June 20, 2001

Today, the Judiciary Committee begins oversight hearings on the Federal Bureau of Investigation. Oversight of the Department of Justice, of which the FBI is a part, is among this Committee’s most important responsibilities. There has never been a greater need for constructive oversight of the FBI. The FBI has long been considered the crown jewel of law enforcement agencies. Today, it has lost some of its earlier luster. Unfortunately, the image of the FBI in the minds of too many Americans is that this agency has become unmanageable, unaccountable and unreliable. Its much vaunted independence has transformed, for some, into an image of insular arrogance.

We now have an historic window of opportunity to examine the present state of the FBI and help guide constructive reforms to make the Bureau more effective, better managed, more accountable. The current FBI director has announced his resignation. No successor has not yet been named. This is a particularly appropriate time for us to take stock and think about how we should plan for the FBI of the 21st century. I would hope that these hearings will help the Members of this Committee prepare for the new Director’s confirmation hearings as well as apprise the nominee of the challenges that confront us all.

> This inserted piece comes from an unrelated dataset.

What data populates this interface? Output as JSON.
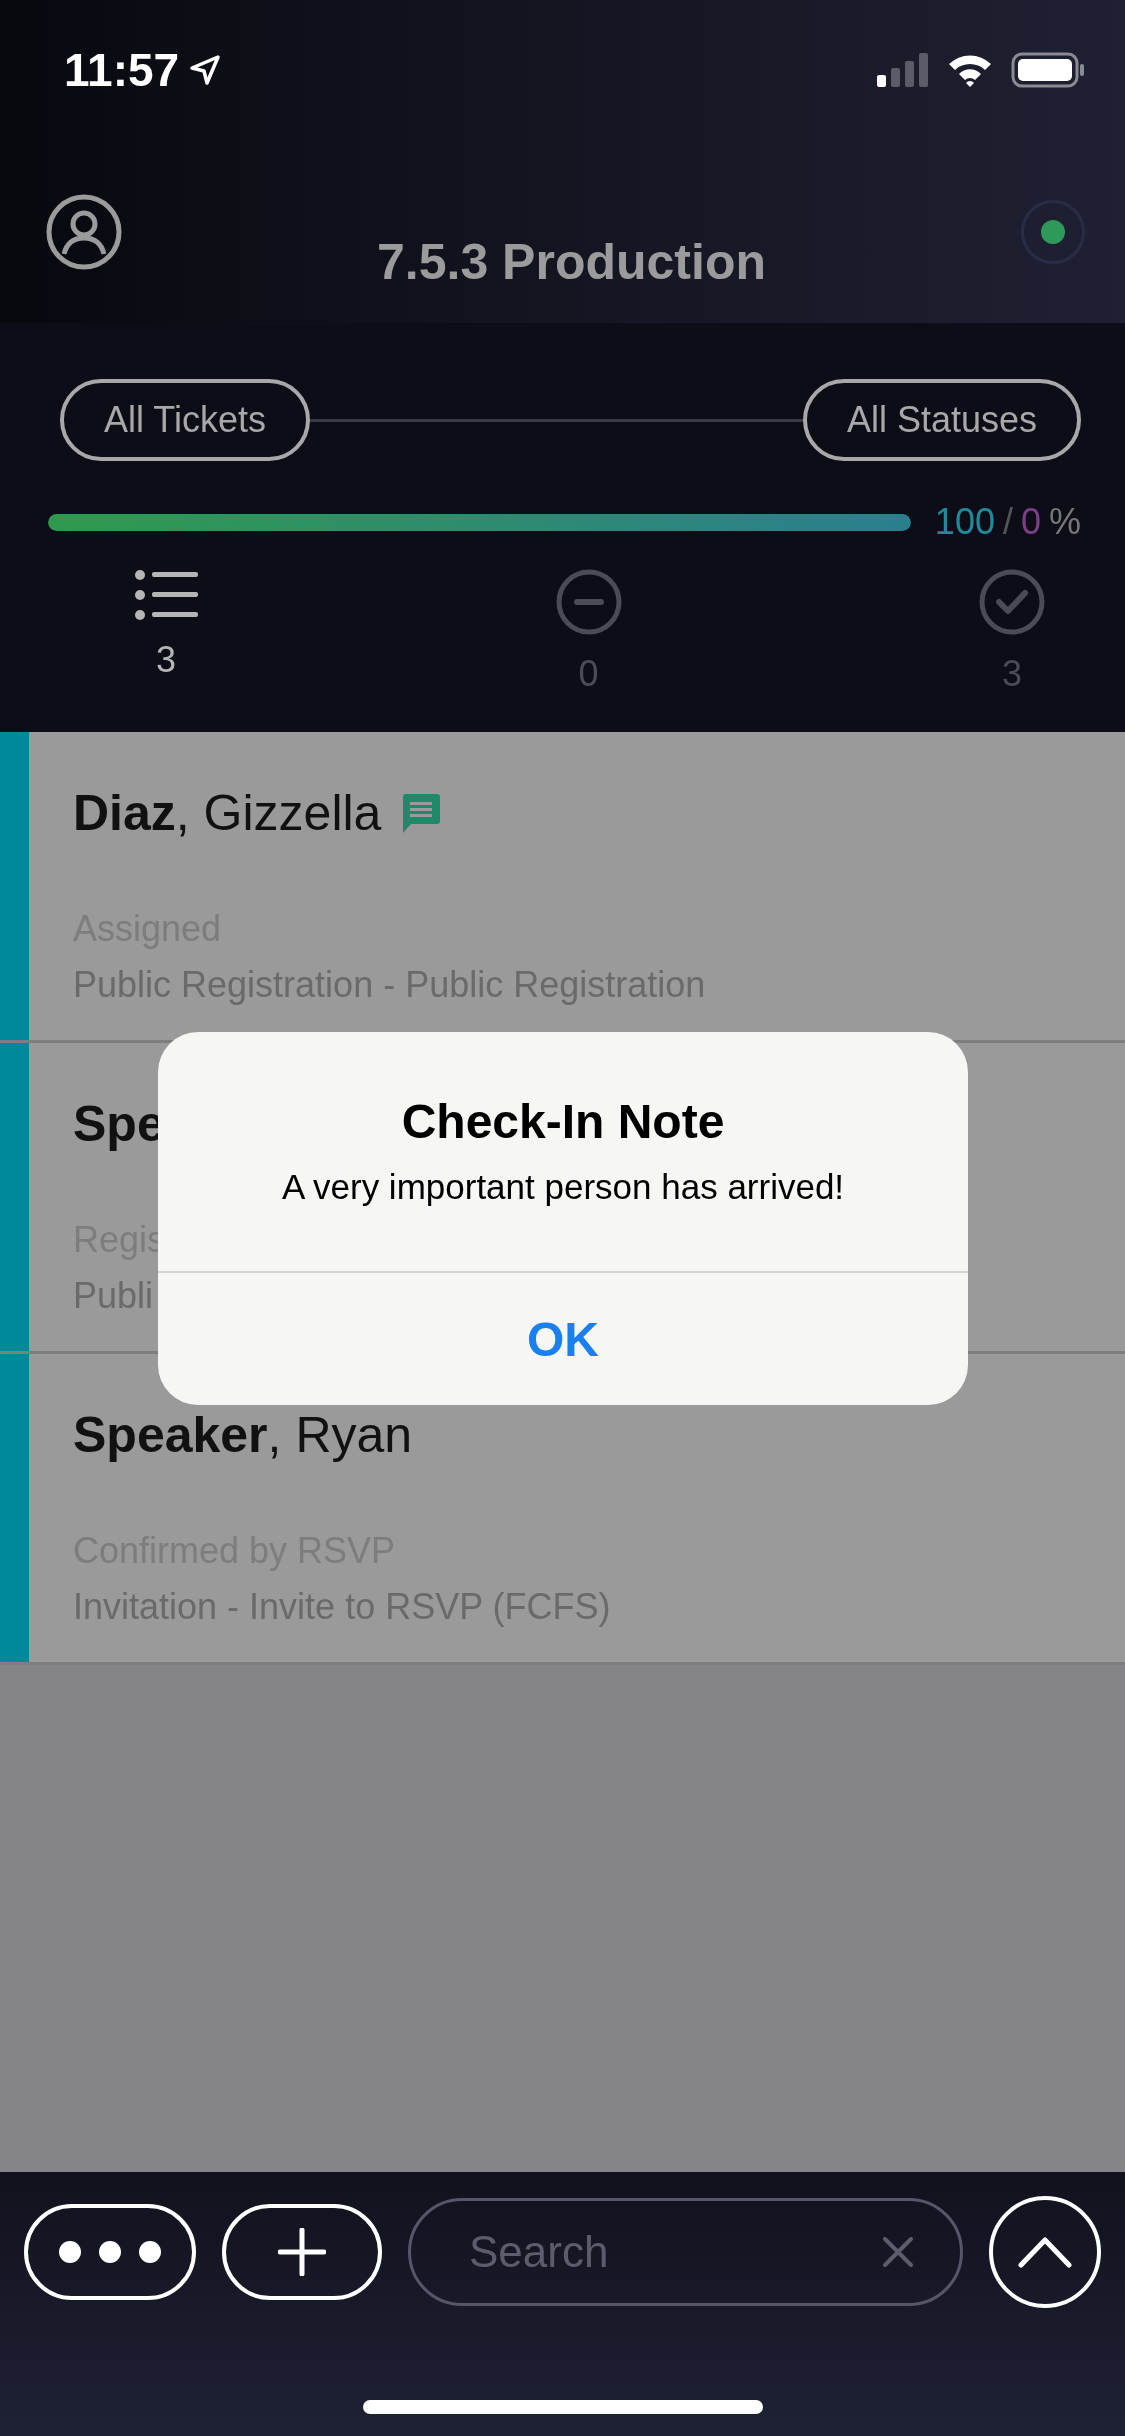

We had invited Director Freeh here today to thank him for his public service and to hear from him what his advice would be to his successor. I thought that it would be appropriate to begin these hearings by acknowledging all the positive contributions that he has made during the last eight years. I also wanted to get his assessment of the problems that remain. He explained to me when we spoke last week that he was unavailable.

In recent years we have seen case after case where the FBI has fallen short – and sometimes far short – of the high standards of professionalism and integrity that we expect of our nation’s premier law enforcement agency:

This list of failures and mistakes has seriously weakened public confidence in the FBI. According to a recent Gallup poll, only 38 percent of Americans have "a great deal" or "quite a lot" of confidence in the FBI, and 23 percent of those polled had very little or no confidence in the FBI. Confidence in state and local police is substantially higher, with about 60 percent of Americans having "a great deal" or "quite a lot" of confidence in these other law enforcement forces. This erosion of public trust threatens the FBI’s ability to perform its mission. Citizens who mistrust the FBI will be less likely to come forward and report information about criminal activity. Judges and jurors will be less likely to believe the testimony of FBI witnesses. Even innocent or minor mistakes by the FBI in future cases may be perceived in a sinister light that is not warranted. Since FBI agents perform forensic and other critical work for many law enforcement agencies on the federal, state and local levels, the repercussions of this lapse in public confidence in the FBI has rippled far beyond just federal criminal cases.

To many of us in Congress, this is a particularly troubling situation. For years, we have almost never said no when the FBI has asked us for new resources. We have allocated to the FBI millions of dollars in increased funding, because we all wanted to see it remain the world’s leading crime-fighting agency. It should be obvious now that simply throwing more money at the FBI is not the answer. The time has come when this Committee must exercise its oversight responsibilities and take a hard, thorough and nonpartisan look at the FBI to determine what has gone wrong and what can be done to fix things.

But as we go about this process, there are several things that we need to bear in mind.

First, our purpose in holding these hearings is to find ways to restore confidence in the FBI, not to tear it down. There are many irresponsible critics of the FBI who promote their conspiracy theories on Internet Web sites and in the popular media. Fortunately, the great majority of the American people have too much common sense than to believe them. The FBI is a vital national asset, and we need it to function effectively.

Second, we must not overlook the fact that the FBI is staffed by many brave, dedicated men and women who risk their lives protecting the interests of this country and the safety of its citizens. While we are constantly reminded of the cases where things have gone wrong, we often forget the far greater number of cases where the FBI does its job quietly, professionally and without public fanfare. Any constructive criticism of the FBI as an institution is not meant in any way to disparage its agents’ sacrifices on our country’s behalf.

Finally, our efforts must be, and I am confident will be, bipartisan. Over the past several weeks, senators on both sides of the aisle have expressed their concern about the present state of the FBI and discussed various legislative proposals to address the problems they have identified. This is not a Democratic or Republican issue. The future security of our country is far too important.

The question at the center of our first hearing is this: Who polices the FBI? Our focus is the mechanisms that currently exist for overseeing the activities of the FBI, and we intend to identify any gaps and problems that currently exist in FBI oversight, determine the status of oversight investigations that are currently underway and begin to formulate ways that oversight can be improved. We are extremely fortunate to have with us an outstanding panel of distinguished witnesses who have familiarity and expertise with different aspects of the oversight process. I look forward to hearing from them about how this process works now and how we can make it work better to ensure that mistakes are acknowledged, constructive recommendations for reform are adopted, and intentional misconduct is adequately punished. Our goal is to restore the luster, the effectiveness and the professionalism of the crown jewel of law enforcement agencies.

# # # # #